The Antiques Roadshow team have uncovered countless treasures stowed away in lofts, garages and hidden spaces of British homes, since the show first launched in 1979. The BBC TV hit has inspired and spurred-on many to peruse their local charity shops, car-boot sales and antique shops, in the hope of finding notable gems forgotten over time. Once such discovery was made by Fiona Bruce in 2013, when she managed to unearth an original near-400-year-old piece by famous Baroque painter Anthony van Dyck. She had been working on another programme about the Belgium-born artist, when she spotted an awfully familiar detail on an Antiques Roadshow piece. Her hunch led to an extensive months-long investigation that would unveil incredible news – only for hopes to be dashed months later.
Father Jamie MacLeod first bought the painting by Anthony van Dyck for £400 from an antiques shop in 1992 – but could never have imagined what was hidden underneath it.
Despite bearing the artist’s name on the piece’s wooden frame, there were doubts over whether it was actually an original piece and whether more could lie beneath.
The portrait showed a Renaissance nobleman with a white ruff around his neck, sporting a well-trimmed facial hair, as he looked off into the distance.
When Antiques Roadshow host Fiona Bruce spotted the piece, she recognised an unusual quirk of the painting after having studied Van Dyck for weeks.
She said: “When I saw this something about the eyes and the way you can see the bone under the nose here it just looked similar to the kind of paintings I’d been looking at, so I thought, ‘Who knows, it could be?’”
BBC art expert Phillip Mould added: “It’s as off-piste as you get but if this is to be by Van Dyck there’s only one way of finding out.
“The question is, are you prepared to commission a process of cleaning and restoration, by which paint is radically removed but later could reveal what I hope could be an original work beneath.”
The Derbyshire priest beamed as he agreed to a lengthy three-month restoration and verification process that unveiled “17th Century brushstrokes beneath” the top layer of the painting.
Having undergone a painstaking process of removing layers of paint using a cotton bud and solution, the artwork was described to have undergone “quite the transformation”.
Standing beside Father MacLeod, the art analyst explained the tragic history of one of Van Dyck’s most famous yet long lost group portraits ‘The Magistrates of Brussels’ from 1634.
He said: “I would like this country to be able to commemorate the 100th anniversary of the First World War and I think that as a nation we owe that to the people who gave their lives.”
But tragedy would befall the forgotten piece when it went under the hammer at Christie’s Auction house, in July 2014.
A specialist from the team appeared delighted to have the item among their sale and gave a higher valuation for the piece, estimating it to be worth up to £500,000.
Freddie de Rougemont said: “The picture is of great importance as it provides a fascinating insight into Van Dyck’s working method and also constitutes a significant surviving document for the artist’s lost group portrait of ‘The Magistrates of Brussels.’”

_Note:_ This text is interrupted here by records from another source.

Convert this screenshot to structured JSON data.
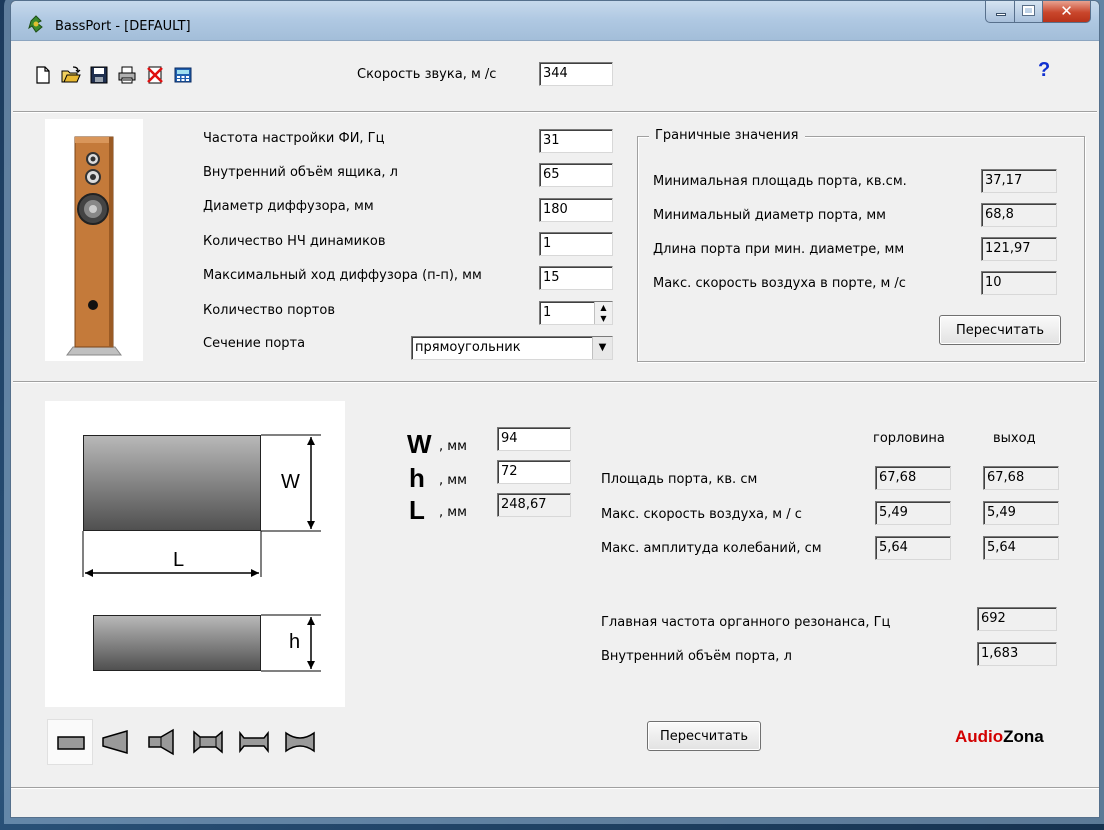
{
  "window": {
    "title": "BassPort - [DEFAULT]"
  },
  "toolbar": {
    "icons": [
      "new-file-icon",
      "open-folder-icon",
      "save-disk-icon",
      "print-icon",
      "delete-icon",
      "calculator-icon",
      "help-icon"
    ],
    "sound_speed_label": "Скорость звука, м /с",
    "sound_speed_value": "344",
    "help_label": "?"
  },
  "inputs": {
    "tuning_freq_label": "Частота настройки ФИ, Гц",
    "tuning_freq_value": "31",
    "volume_label": "Внутренний объём ящика, л",
    "volume_value": "65",
    "cone_diameter_label": "Диаметр диффузора, мм",
    "cone_diameter_value": "180",
    "woofers_label": "Количество НЧ динамиков",
    "woofers_value": "1",
    "excursion_label": "Максимальный ход диффузора (п-п), мм",
    "excursion_value": "15",
    "ports_label": "Количество портов",
    "ports_value": "1",
    "section_label": "Сечение порта",
    "section_value": "прямоугольник"
  },
  "limits": {
    "title": "Граничные значения",
    "min_area_label": "Минимальная площадь порта, кв.см.",
    "min_area_value": "37,17",
    "min_diameter_label": "Минимальный диаметр порта, мм",
    "min_diameter_value": "68,8",
    "port_length_label": "Длина порта при мин. диаметре, мм",
    "port_length_value": "121,97",
    "max_air_speed_label": "Макс. скорость воздуха в порте, м /с",
    "max_air_speed_value": "10",
    "recalc_label": "Пересчитать"
  },
  "diagram": {
    "w_label": "W",
    "l_label": "L",
    "h_label": "h"
  },
  "dimensions": {
    "w_big": "W",
    "w_unit": ", мм",
    "w_value": "94",
    "h_big": "h",
    "h_unit": ", мм",
    "h_value": "72",
    "l_big": "L",
    "l_unit": ", мм",
    "l_value": "248,67"
  },
  "results": {
    "throat_header": "горловина",
    "exit_header": "выход",
    "area_label": "Площадь порта, кв. см",
    "area_throat": "67,68",
    "area_exit": "67,68",
    "air_speed_label": "Макс. скорость воздуха, м / с",
    "air_speed_throat": "5,49",
    "air_speed_exit": "5,49",
    "amplitude_label": "Макс. амплитуда колебаний, см",
    "amplitude_throat": "5,64",
    "amplitude_exit": "5,64",
    "organ_res_label": "Главная частота органного резонанса, Гц",
    "organ_res_value": "692",
    "port_volume_label": "Внутренний объём порта, л",
    "port_volume_value": "1,683",
    "recalc_label": "Пересчитать"
  },
  "shapes": [
    "rect-port-shape-icon",
    "cone-port-shape-icon",
    "horn-port-shape-icon",
    "flared-port-shape-icon",
    "double-flare-port-shape-icon",
    "hourglass-port-shape-icon"
  ],
  "brand": {
    "audio": "Audio",
    "zona": "Zona"
  },
  "colors": {
    "brand_red": "#d20000",
    "help_blue": "#1030d0",
    "speaker_wood": "#c47a3a"
  }
}
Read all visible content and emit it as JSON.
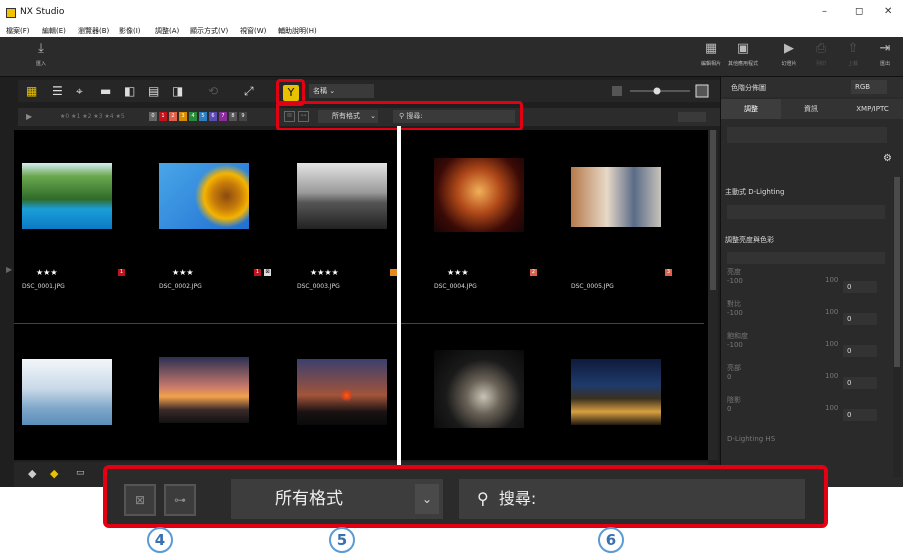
{
  "app": {
    "title": "NX Studio"
  },
  "menu": [
    "檔案(F)",
    "編輯(E)",
    "瀏覽器(B)",
    "影像(I)",
    "調整(A)",
    "顯示方式(V)",
    "視窗(W)",
    "輔助說明(H)"
  ],
  "toolbar": {
    "import": "匯入",
    "labels": [
      "編輯相片",
      "其他應用程式",
      "幻燈片",
      "列印",
      "上載",
      "匯出"
    ]
  },
  "viewbar": {
    "sort": "名稱"
  },
  "filterbar": {
    "ratings": "★0 ★1 ★2 ★3 ★4 ★5",
    "labels": [
      "0",
      "1",
      "2",
      "3",
      "4",
      "5",
      "6",
      "7",
      "8",
      "9"
    ],
    "format": "所有格式",
    "search": "搜尋:"
  },
  "photos": [
    {
      "name": "DSC_0001.JPG",
      "stars": "★★★",
      "label": "1",
      "labelColor": "#c4121a"
    },
    {
      "name": "DSC_0002.JPG",
      "stars": "★★★",
      "label": "1",
      "labelColor": "#c4121a"
    },
    {
      "name": "DSC_0003.JPG",
      "stars": "★★★★",
      "label": "",
      "labelColor": "#e58a1a"
    },
    {
      "name": "DSC_0004.JPG",
      "stars": "★★★",
      "label": "2",
      "labelColor": "#e0604a"
    },
    {
      "name": "DSC_0005.JPG",
      "stars": "",
      "label": "3",
      "labelColor": "#e0604a"
    }
  ],
  "right": {
    "tabs": [
      "調整",
      "資訊",
      "XMP/IPTC"
    ],
    "histogram": "色階分佈圖",
    "mode": "RGB",
    "adl": "主動式 D-Lighting",
    "adjust": "調整亮度與色彩",
    "sliders": [
      {
        "label": "亮度",
        "min": "-100",
        "max": "100",
        "value": "0"
      },
      {
        "label": "對比",
        "min": "-100",
        "max": "100",
        "value": "0"
      },
      {
        "label": "飽和度",
        "min": "-100",
        "max": "100",
        "value": "0"
      },
      {
        "label": "亮部",
        "min": "0",
        "max": "100",
        "value": "0"
      },
      {
        "label": "陰影",
        "min": "0",
        "max": "100",
        "value": "0"
      }
    ],
    "dlhs": "D-Lighting HS"
  },
  "callout": {
    "format": "所有格式",
    "search": "搜尋:",
    "numbers": [
      "4",
      "5",
      "6"
    ]
  }
}
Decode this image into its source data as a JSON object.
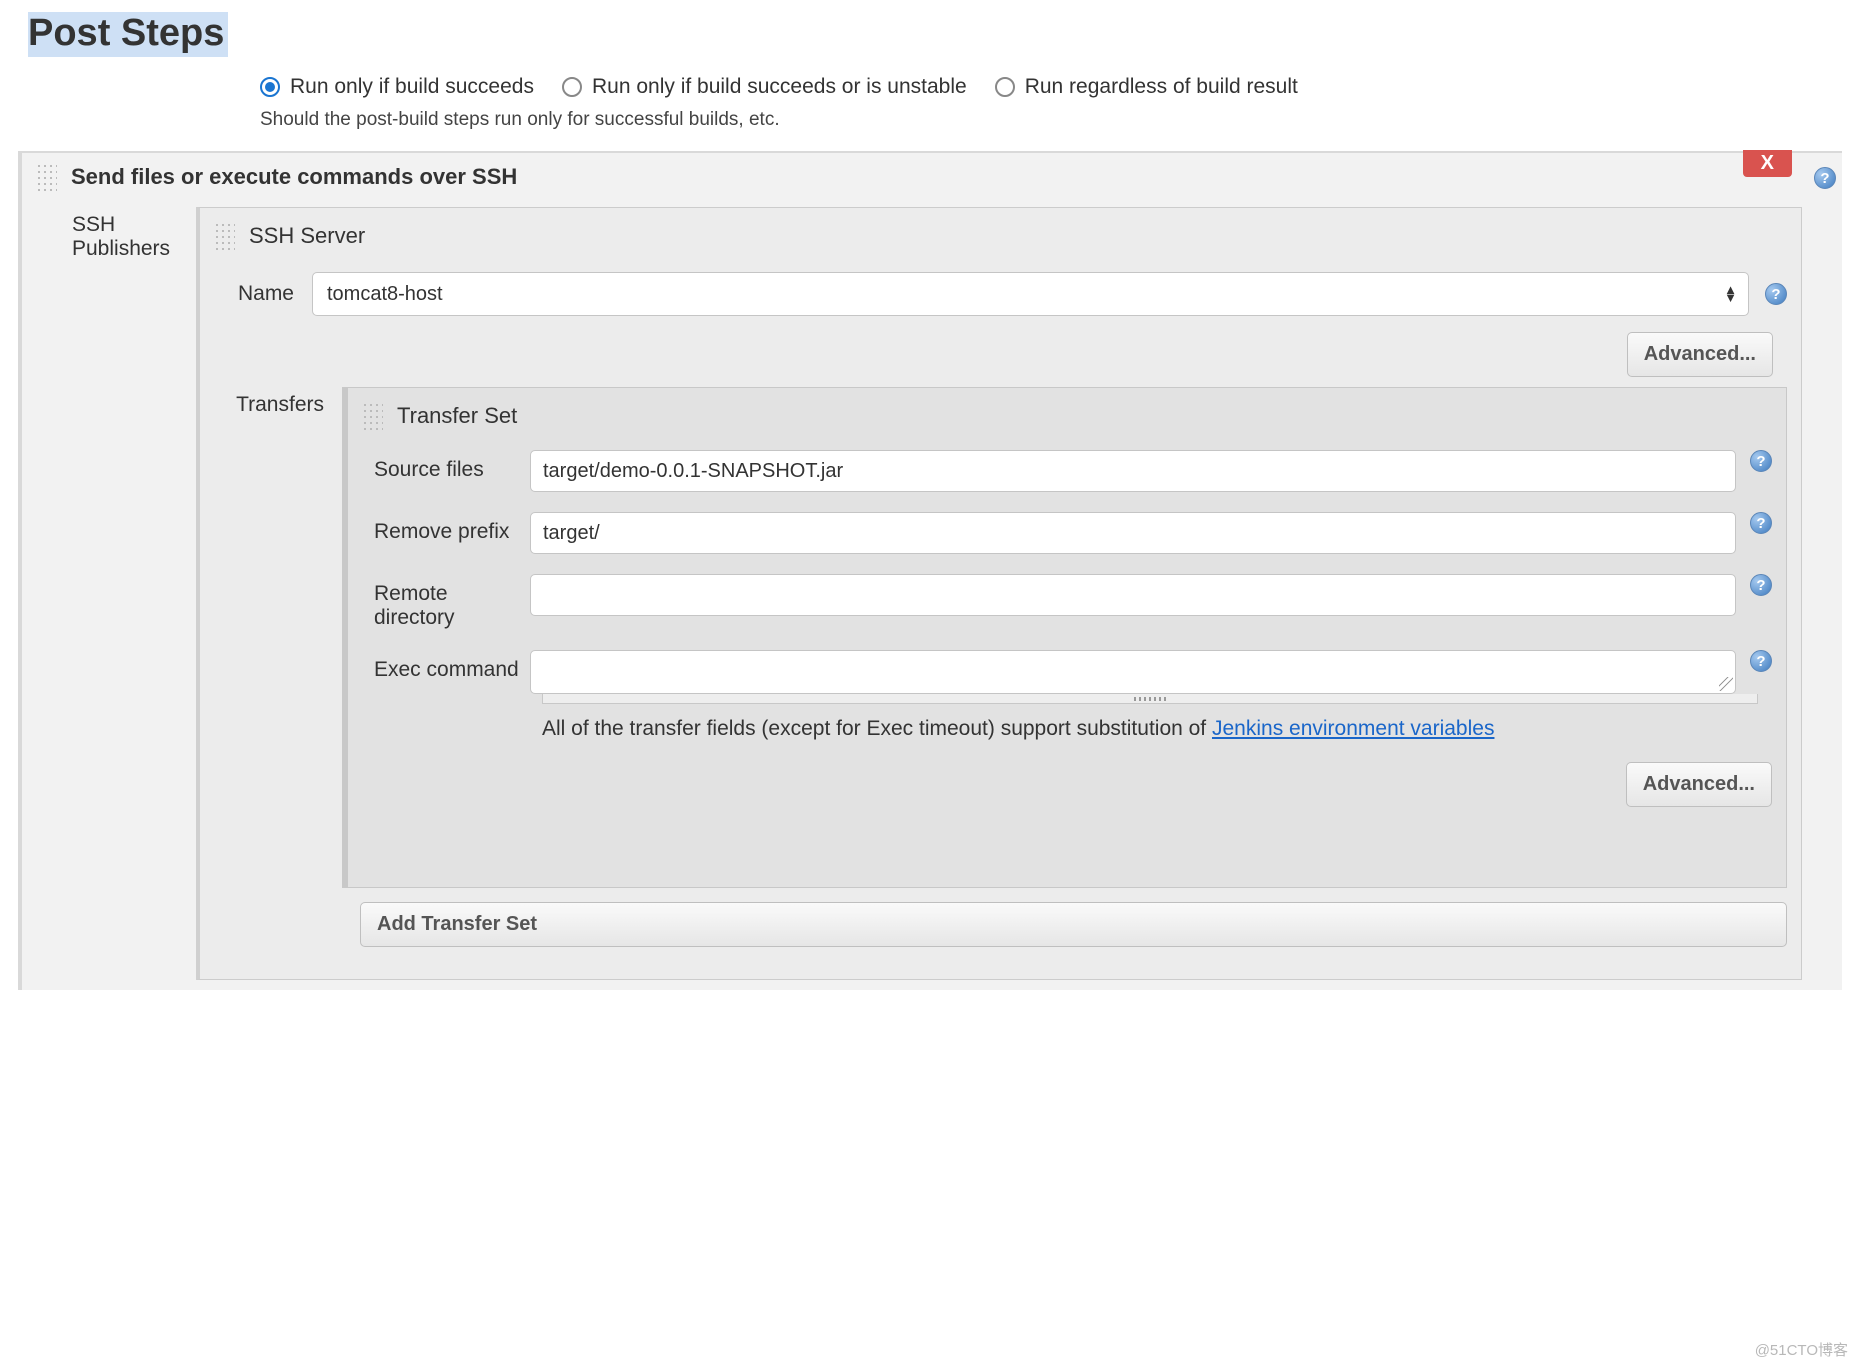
{
  "page": {
    "title": "Post Steps"
  },
  "conditions": {
    "opt1": "Run only if build succeeds",
    "opt2": "Run only if build succeeds or is unstable",
    "opt3": "Run regardless of build result",
    "selected": 0,
    "hint": "Should the post-build steps run only for successful builds, etc."
  },
  "ssh_section": {
    "title": "Send files or execute commands over SSH",
    "delete_label": "X",
    "publishers_label": "SSH Publishers",
    "server": {
      "header": "SSH Server",
      "name_label": "Name",
      "name_value": "tomcat8-host",
      "advanced_label": "Advanced..."
    },
    "transfers": {
      "label": "Transfers",
      "set_header": "Transfer Set",
      "source_label": "Source files",
      "source_value": "target/demo-0.0.1-SNAPSHOT.jar",
      "remove_label": "Remove prefix",
      "remove_value": "target/",
      "remote_label": "Remote directory",
      "remote_value": "",
      "exec_label": "Exec command",
      "exec_value": "",
      "note_pre": "All of the transfer fields (except for Exec timeout) support substitution of ",
      "note_link": "Jenkins environment variables",
      "advanced_label": "Advanced...",
      "add_label": "Add Transfer Set"
    }
  },
  "watermark": "@51CTO博客"
}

But despite the hype, excitement and anticipation surrounding this long lost treasure, not all went to plan when it hit the auction block.
By the time the gavel struck for a final time, the piece that was listed in the ‘Old Masters and British Paintings’ catalogue had failed to sell after not receiving a single bid.
Published at Wed, 06 May 2020 10:50:00 +0000